### Task brief
Write out each line of the material again, word for word.
+++ Given entries +++
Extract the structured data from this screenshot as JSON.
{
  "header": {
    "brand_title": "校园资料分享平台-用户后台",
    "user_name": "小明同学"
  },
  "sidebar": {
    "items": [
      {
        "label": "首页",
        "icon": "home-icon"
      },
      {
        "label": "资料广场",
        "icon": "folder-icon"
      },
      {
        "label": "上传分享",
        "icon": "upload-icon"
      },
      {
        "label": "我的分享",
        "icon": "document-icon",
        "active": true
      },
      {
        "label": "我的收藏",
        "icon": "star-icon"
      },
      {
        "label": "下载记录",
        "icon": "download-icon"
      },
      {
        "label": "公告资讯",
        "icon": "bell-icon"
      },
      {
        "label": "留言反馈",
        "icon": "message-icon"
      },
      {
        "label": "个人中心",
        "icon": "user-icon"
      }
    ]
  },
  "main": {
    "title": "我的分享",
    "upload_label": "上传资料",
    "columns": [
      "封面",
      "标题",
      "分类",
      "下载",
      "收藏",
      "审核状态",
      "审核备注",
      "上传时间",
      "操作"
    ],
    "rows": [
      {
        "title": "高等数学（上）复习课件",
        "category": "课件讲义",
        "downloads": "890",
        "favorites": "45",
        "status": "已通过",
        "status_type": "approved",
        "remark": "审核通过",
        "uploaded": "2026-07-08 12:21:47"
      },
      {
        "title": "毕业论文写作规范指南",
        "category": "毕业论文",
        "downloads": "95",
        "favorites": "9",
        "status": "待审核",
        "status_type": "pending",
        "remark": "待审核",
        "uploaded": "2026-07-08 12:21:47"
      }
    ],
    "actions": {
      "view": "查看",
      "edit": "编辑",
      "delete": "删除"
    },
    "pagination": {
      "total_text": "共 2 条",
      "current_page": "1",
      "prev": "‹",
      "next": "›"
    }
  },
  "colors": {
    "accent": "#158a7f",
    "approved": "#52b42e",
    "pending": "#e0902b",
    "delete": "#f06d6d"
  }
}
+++
### Exercise output
Extract the structured data from this screenshot as JSON.
{
  "header": {
    "brand_title": "校园资料分享平台-用户后台",
    "user_name": "小明同学"
  },
  "sidebar": {
    "items": [
      {
        "label": "首页",
        "icon": "home-icon"
      },
      {
        "label": "资料广场",
        "icon": "folder-icon"
      },
      {
        "label": "上传分享",
        "icon": "upload-icon"
      },
      {
        "label": "我的分享",
        "icon": "document-icon",
        "active": true
      },
      {
        "label": "我的收藏",
        "icon": "star-icon"
      },
      {
        "label": "下载记录",
        "icon": "download-icon"
      },
      {
        "label": "公告资讯",
        "icon": "bell-icon"
      },
      {
        "label": "留言反馈",
        "icon": "message-icon"
      },
      {
        "label": "个人中心",
        "icon": "user-icon"
      }
    ]
  },
  "main": {
    "title": "我的分享",
    "upload_label": "上传资料",
    "columns": [
      "封面",
      "标题",
      "分类",
      "下载",
      "收藏",
      "审核状态",
      "审核备注",
      "上传时间",
      "操作"
    ],
    "rows": [
      {
        "title": "高等数学（上）复习课件",
        "category": "课件讲义",
        "downloads": "890",
        "favorites": "45",
        "status": "已通过",
        "status_type": "approved",
        "remark": "审核通过",
        "uploaded": "2026-07-08 12:21:47"
      },
      {
        "title": "毕业论文写作规范指南",
        "category": "毕业论文",
        "downloads": "95",
        "favorites": "9",
        "status": "待审核",
        "status_type": "pending",
        "remark": "待审核",
        "uploaded": "2026-07-08 12:21:47"
      }
    ],
    "actions": {
      "view": "查看",
      "edit": "编辑",
      "delete": "删除"
    },
    "pagination": {
      "total_text": "共 2 条",
      "current_page": "1",
      "prev": "‹",
      "next": "›"
    }
  },
  "colors": {
    "accent": "#158a7f",
    "approved": "#52b42e",
    "pending": "#e0902b",
    "delete": "#f06d6d"
  }
}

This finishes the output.